Simple but powerful language painted the throbbing life of epic heroine Draupadi in emotions of different hues. The explanations, dialogues and soliloquies made the drama vivid. The expressions and body movements of the dancer never stepped out of the ‘classical’ boundary. Since the language was Kannada, it escorted the viewer into the realm of intended feelings naturally and effortlessly. A synergy of effective language, pure classical dance grammar, suitable music and facial expressions drew the essence of the already eventful life of Draupadi. The depiction of each strand of strange situations that occurred in her life contributed to the totality of the drama and succeeded in making it an emotionally moving performance.

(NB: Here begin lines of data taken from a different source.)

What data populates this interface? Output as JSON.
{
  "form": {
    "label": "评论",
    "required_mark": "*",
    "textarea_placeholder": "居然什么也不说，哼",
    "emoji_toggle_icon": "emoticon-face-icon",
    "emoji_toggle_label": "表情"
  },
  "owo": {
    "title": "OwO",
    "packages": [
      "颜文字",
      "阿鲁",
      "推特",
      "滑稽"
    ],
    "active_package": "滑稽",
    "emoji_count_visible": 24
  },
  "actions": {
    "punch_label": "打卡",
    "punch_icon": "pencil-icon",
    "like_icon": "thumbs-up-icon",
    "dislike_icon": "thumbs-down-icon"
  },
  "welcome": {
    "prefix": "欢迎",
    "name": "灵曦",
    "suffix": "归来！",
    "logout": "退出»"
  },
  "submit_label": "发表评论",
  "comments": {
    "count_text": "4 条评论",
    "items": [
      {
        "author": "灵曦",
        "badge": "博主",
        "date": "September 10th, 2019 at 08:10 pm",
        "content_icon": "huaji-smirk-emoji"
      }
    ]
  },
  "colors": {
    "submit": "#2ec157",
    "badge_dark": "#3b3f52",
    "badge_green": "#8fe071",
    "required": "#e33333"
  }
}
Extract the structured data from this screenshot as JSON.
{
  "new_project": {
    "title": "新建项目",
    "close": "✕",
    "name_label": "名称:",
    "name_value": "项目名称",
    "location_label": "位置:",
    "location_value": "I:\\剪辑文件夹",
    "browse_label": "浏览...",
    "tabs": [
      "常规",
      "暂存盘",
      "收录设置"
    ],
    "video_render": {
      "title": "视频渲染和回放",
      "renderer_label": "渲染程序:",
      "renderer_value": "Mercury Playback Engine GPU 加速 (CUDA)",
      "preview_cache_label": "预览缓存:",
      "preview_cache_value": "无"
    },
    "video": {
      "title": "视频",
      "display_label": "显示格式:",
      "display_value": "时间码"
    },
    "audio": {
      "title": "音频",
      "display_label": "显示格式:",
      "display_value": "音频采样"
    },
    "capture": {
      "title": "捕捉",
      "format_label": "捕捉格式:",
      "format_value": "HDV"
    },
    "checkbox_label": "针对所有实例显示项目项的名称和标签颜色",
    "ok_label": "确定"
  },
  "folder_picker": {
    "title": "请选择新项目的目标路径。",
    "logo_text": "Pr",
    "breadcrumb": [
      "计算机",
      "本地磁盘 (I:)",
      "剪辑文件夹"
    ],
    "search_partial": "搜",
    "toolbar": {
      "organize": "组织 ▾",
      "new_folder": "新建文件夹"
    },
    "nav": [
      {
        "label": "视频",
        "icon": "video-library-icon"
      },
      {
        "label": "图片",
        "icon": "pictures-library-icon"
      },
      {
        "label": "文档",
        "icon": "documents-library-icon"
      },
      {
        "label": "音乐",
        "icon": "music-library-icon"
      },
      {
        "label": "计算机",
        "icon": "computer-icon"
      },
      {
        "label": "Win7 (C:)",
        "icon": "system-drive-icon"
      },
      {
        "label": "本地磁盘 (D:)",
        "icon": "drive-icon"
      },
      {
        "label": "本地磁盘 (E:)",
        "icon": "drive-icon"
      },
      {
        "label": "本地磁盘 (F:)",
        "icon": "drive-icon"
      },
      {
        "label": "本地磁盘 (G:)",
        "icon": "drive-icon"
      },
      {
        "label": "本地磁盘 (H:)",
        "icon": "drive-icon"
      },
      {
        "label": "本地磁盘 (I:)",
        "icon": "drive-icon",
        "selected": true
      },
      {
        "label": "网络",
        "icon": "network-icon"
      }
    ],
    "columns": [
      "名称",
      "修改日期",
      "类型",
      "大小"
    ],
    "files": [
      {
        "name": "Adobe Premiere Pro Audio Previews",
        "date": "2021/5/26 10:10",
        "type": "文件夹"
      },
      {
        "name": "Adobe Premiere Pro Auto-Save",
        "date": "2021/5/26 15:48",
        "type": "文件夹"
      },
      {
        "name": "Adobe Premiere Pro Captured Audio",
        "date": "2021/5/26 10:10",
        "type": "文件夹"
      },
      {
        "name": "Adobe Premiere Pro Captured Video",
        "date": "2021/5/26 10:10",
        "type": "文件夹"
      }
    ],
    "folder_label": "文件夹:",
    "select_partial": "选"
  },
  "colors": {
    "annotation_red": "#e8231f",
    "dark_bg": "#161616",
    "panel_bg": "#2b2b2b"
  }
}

The characterization of Draupadi as such processes most feminine qualities. As a pampered little princess of King Drupada who got her from the Fire God, as a dreamy maiden longing for love, as a tender bride who was asked to be shared among five men, as a shattered female when lost like a property in game of dice by her brave men, as a lady humiliated in the open court of Dhritarastra and finally an avenging vamp to Kauravas by setting her blood smeared hair with  a bone comb, towards the wounded queen who leads to the end of the epic in just war, till she died in the snow  - her emotions rose and fell frequently. It was a testimony to the dancer’s ability that she performed it without losing the sharpness of the edges of the story. Each of the events was offered with clarity and beauty in the two-hour solo performance.

The dance drama continued to be a reminder of questions Draupadi raised like, why and how she could not receive the reverence as a princess and queen of Hastinavati, why she was humiliated in a most demonic manner. Why was she denied the basic fair treatment as a lady, or as simply a human?
Smitha Shenoy is the Head of Journalism Department, Besant College, Mangalore.